Eating Out


 Over the last year, there has been a steady rise in the cafe culture of the city as a number of cafes have come up in different localities. The latest entrant in this segment is The Bean Journal. Located in the Uzanbazar area of the city, this unique travel bistro is fast becoming the most happening cafe in town.

The Bean Journal is the brainchild of Deep J Baruah and his wife Sushmita. Launched on October 21, the place has met with a highly favourable response and an amazing number of footfalls within a very short period of time. A first-of-its-kind cafe in the city, TBJ serves an exotic array of Mediterranean cuisine along with your favourite range of coffee. 
Dwelling on the concept behind the cafe, Baruah says, "The concept of Bean Journal revolves around travel. We are called 'The Bean Journal', where Bean is from 'coffee bean' and Journal is obviously about stories, news flashes and narratives. Our idea is to have travel stories in the form of a travelogue going forward. Travel is the most enriching experience that one can experience in a life time. When most things come to a passé, the experience and memories from travel last a life time and what better than discuss it over an exotic cup of coffee? We like to hear travel tales as much as we like to watch the travelogues but sharing within a close group or a community has its own charm. That is the basic idea of The Bean Journal."

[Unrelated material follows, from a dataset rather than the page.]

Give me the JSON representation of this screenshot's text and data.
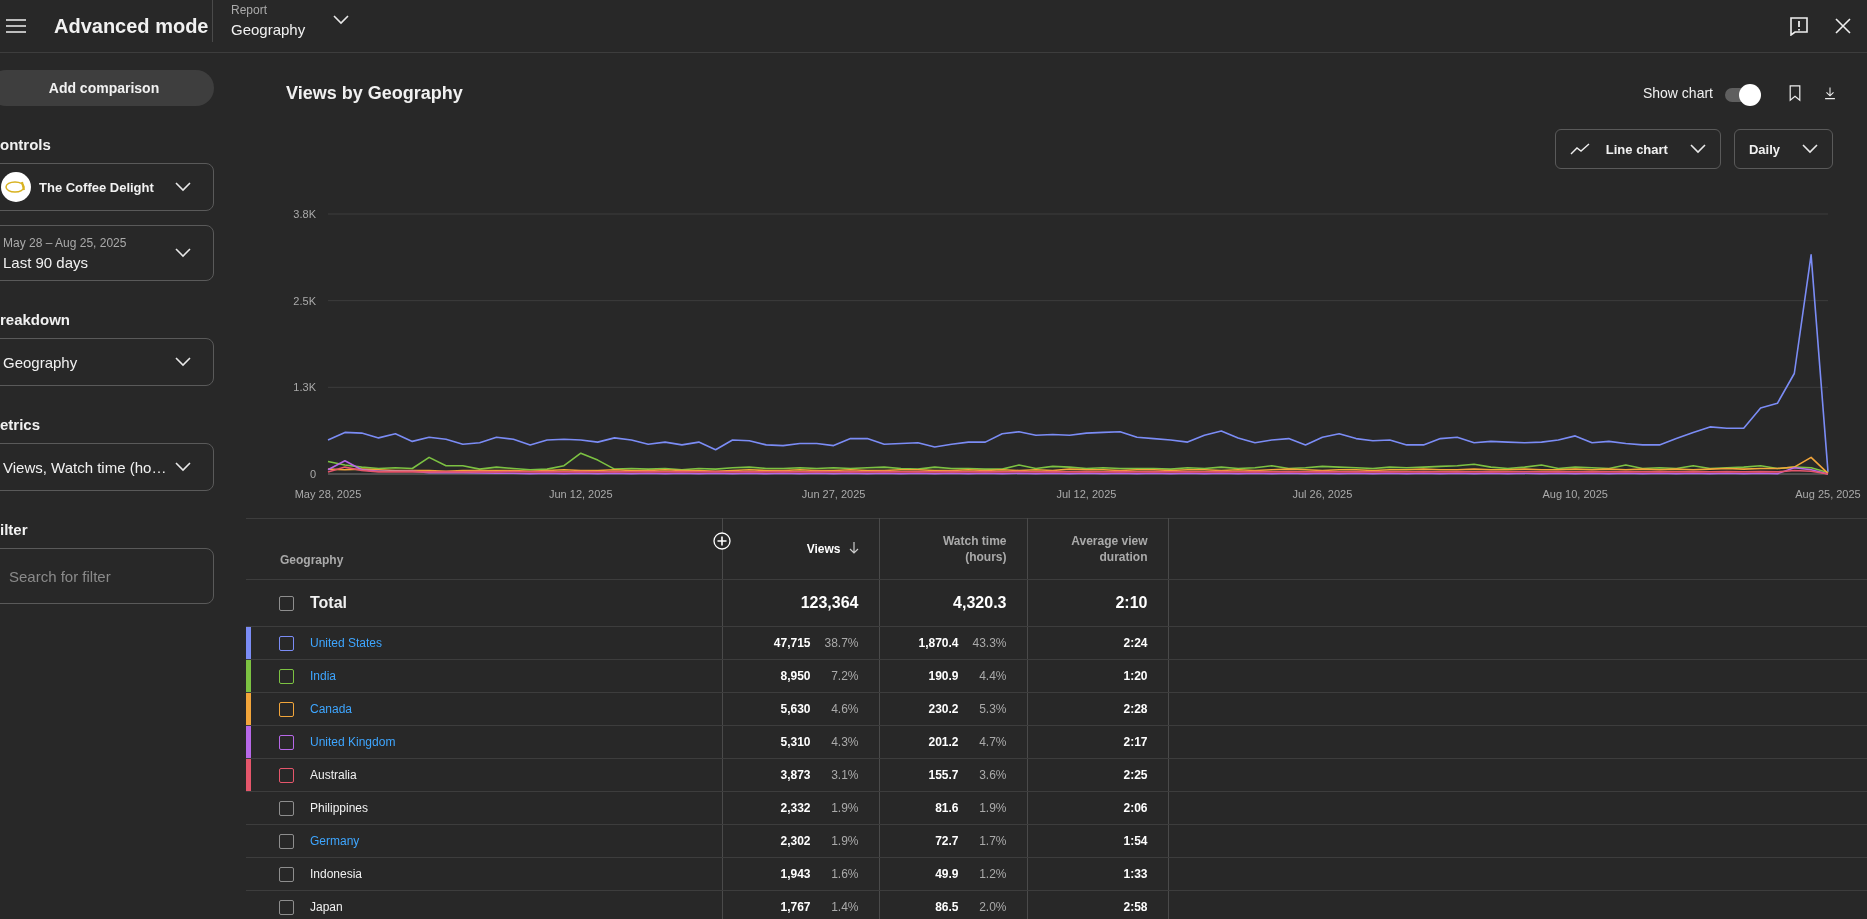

The first thing that strikes one as he or she enters the place is the interior design. The décor is mostly done up in European style with a lot of wood work and soft lighting. Photos taken by the proprietors adorn the walls. "The decor goes well with our idea of stark minimalism in design that we needed for this place. We would certainly take all the credit for the interior designing since this is how we could put our ideas to a fantastic layout - one that is cozy and chic at the same time without engaging with any of the professional interior designers," says Baruah.
The Bean Journal provides a refreshing break from the usual concept of cafes and it seeks to explore the idea of "open spaces". As Baruah says, "Our country has moved away from the traditional coffee shops to so called "Urban Spaces" where people mostly meet informally outside of work or home. Today the space is as important as the product that is being sold. The prolific rise in cafes across the country, our State and even in our locality is indicative of how important an urban space is, not just for the coffee or the food, but also the ambience and appeal of a particular place."
A meal for two is quite affordable at Rs700 approx. Barua however adds, "We are not limiting ourselves to a TA just now, we are open for all food lovers with a propensity to spend and who has a palette for some great delectable food and exotic coffee."